_Prompt_
Every record below is to be repeated exactly, with the pictures left out.
═══ Data ═══
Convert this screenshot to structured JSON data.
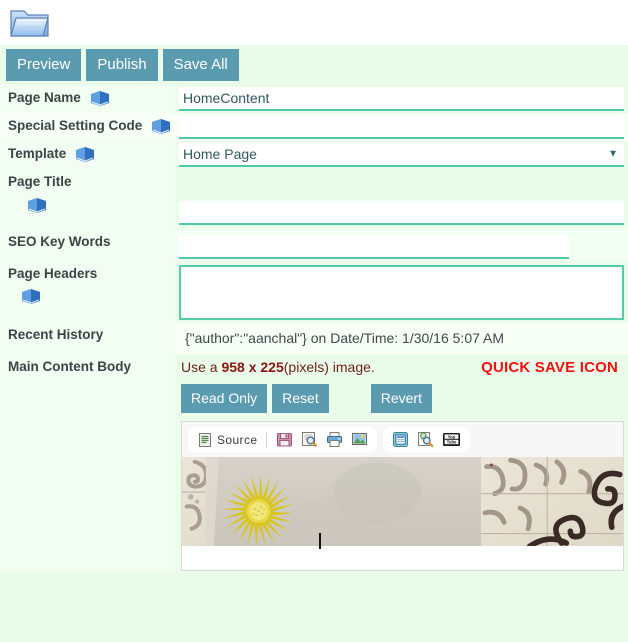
{
  "window": {
    "folder_icon": "open-folder-icon"
  },
  "toolbar": {
    "buttons": [
      {
        "label": "Preview",
        "name": "preview-button"
      },
      {
        "label": "Publish",
        "name": "publish-button"
      },
      {
        "label": "Save All",
        "name": "save-all-button"
      }
    ]
  },
  "form": {
    "rows": [
      {
        "label": "Page Name",
        "help_icon": "book-help-icon",
        "type": "text",
        "value": "HomeContent",
        "placeholder": ""
      },
      {
        "label": "Special Setting Code",
        "help_icon": "book-help-icon",
        "type": "text",
        "value": "",
        "placeholder": ""
      },
      {
        "label": "Template",
        "help_icon": "book-help-icon",
        "type": "select",
        "value": "Home Page",
        "options": [
          "Home Page"
        ],
        "arrow": "▼"
      },
      {
        "label": "Page Title",
        "help_icon": "book-help-icon",
        "type": "text",
        "value": "",
        "placeholder": ""
      },
      {
        "label": "SEO Key Words",
        "help_icon": "",
        "type": "text",
        "value": "",
        "placeholder": ""
      },
      {
        "label": "Page Headers",
        "help_icon": "book-help-icon",
        "type": "textarea",
        "value": "",
        "placeholder": ""
      },
      {
        "label": "Recent History",
        "help_icon": "",
        "type": "static",
        "value": "{\"author\":\"aanchal\"} on Date/Time: 1/30/16 5:07 AM"
      }
    ]
  },
  "main_content": {
    "label": "Main Content Body",
    "hint_prefix": "Use a ",
    "hint_dimensions": "958 x 225",
    "hint_suffix": "(pixels) image.",
    "quick_save_note": "QUICK SAVE ICON",
    "buttons": [
      {
        "label": "Read Only",
        "name": "read-only-button"
      },
      {
        "label": "Reset",
        "name": "reset-button"
      },
      {
        "label": "Revert",
        "name": "revert-button"
      }
    ]
  },
  "editor": {
    "source_label": "Source",
    "tools": [
      "source-icon",
      "save-icon",
      "preview-icon",
      "print-icon",
      "image-icon",
      "templates-icon",
      "find-replace-icon",
      "youtube-icon"
    ],
    "youtube_text_top": "You",
    "youtube_text_bottom": "Tube",
    "content_alt": "photo of a yellow flower printed on fabric over decorative tiles and wrought iron scrollwork"
  },
  "colors": {
    "page_background": "#eafdea",
    "label_background": "#f1fef1",
    "button": "#5b9bb0",
    "input_underline": "#4fc9a8",
    "hint_text": "#6e1f18",
    "quick_save_text": "#f70f0f"
  }
}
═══
_Response_
Convert this screenshot to structured JSON data.
{
  "window": {
    "folder_icon": "open-folder-icon"
  },
  "toolbar": {
    "buttons": [
      {
        "label": "Preview",
        "name": "preview-button"
      },
      {
        "label": "Publish",
        "name": "publish-button"
      },
      {
        "label": "Save All",
        "name": "save-all-button"
      }
    ]
  },
  "form": {
    "rows": [
      {
        "label": "Page Name",
        "help_icon": "book-help-icon",
        "type": "text",
        "value": "HomeContent",
        "placeholder": ""
      },
      {
        "label": "Special Setting Code",
        "help_icon": "book-help-icon",
        "type": "text",
        "value": "",
        "placeholder": ""
      },
      {
        "label": "Template",
        "help_icon": "book-help-icon",
        "type": "select",
        "value": "Home Page",
        "options": [
          "Home Page"
        ],
        "arrow": "▼"
      },
      {
        "label": "Page Title",
        "help_icon": "book-help-icon",
        "type": "text",
        "value": "",
        "placeholder": ""
      },
      {
        "label": "SEO Key Words",
        "help_icon": "",
        "type": "text",
        "value": "",
        "placeholder": ""
      },
      {
        "label": "Page Headers",
        "help_icon": "book-help-icon",
        "type": "textarea",
        "value": "",
        "placeholder": ""
      },
      {
        "label": "Recent History",
        "help_icon": "",
        "type": "static",
        "value": "{\"author\":\"aanchal\"} on Date/Time: 1/30/16 5:07 AM"
      }
    ]
  },
  "main_content": {
    "label": "Main Content Body",
    "hint_prefix": "Use a ",
    "hint_dimensions": "958 x 225",
    "hint_suffix": "(pixels) image.",
    "quick_save_note": "QUICK SAVE ICON",
    "buttons": [
      {
        "label": "Read Only",
        "name": "read-only-button"
      },
      {
        "label": "Reset",
        "name": "reset-button"
      },
      {
        "label": "Revert",
        "name": "revert-button"
      }
    ]
  },
  "editor": {
    "source_label": "Source",
    "tools": [
      "source-icon",
      "save-icon",
      "preview-icon",
      "print-icon",
      "image-icon",
      "templates-icon",
      "find-replace-icon",
      "youtube-icon"
    ],
    "youtube_text_top": "You",
    "youtube_text_bottom": "Tube",
    "content_alt": "photo of a yellow flower printed on fabric over decorative tiles and wrought iron scrollwork"
  },
  "colors": {
    "page_background": "#eafdea",
    "label_background": "#f1fef1",
    "button": "#5b9bb0",
    "input_underline": "#4fc9a8",
    "hint_text": "#6e1f18",
    "quick_save_text": "#f70f0f"
  }
}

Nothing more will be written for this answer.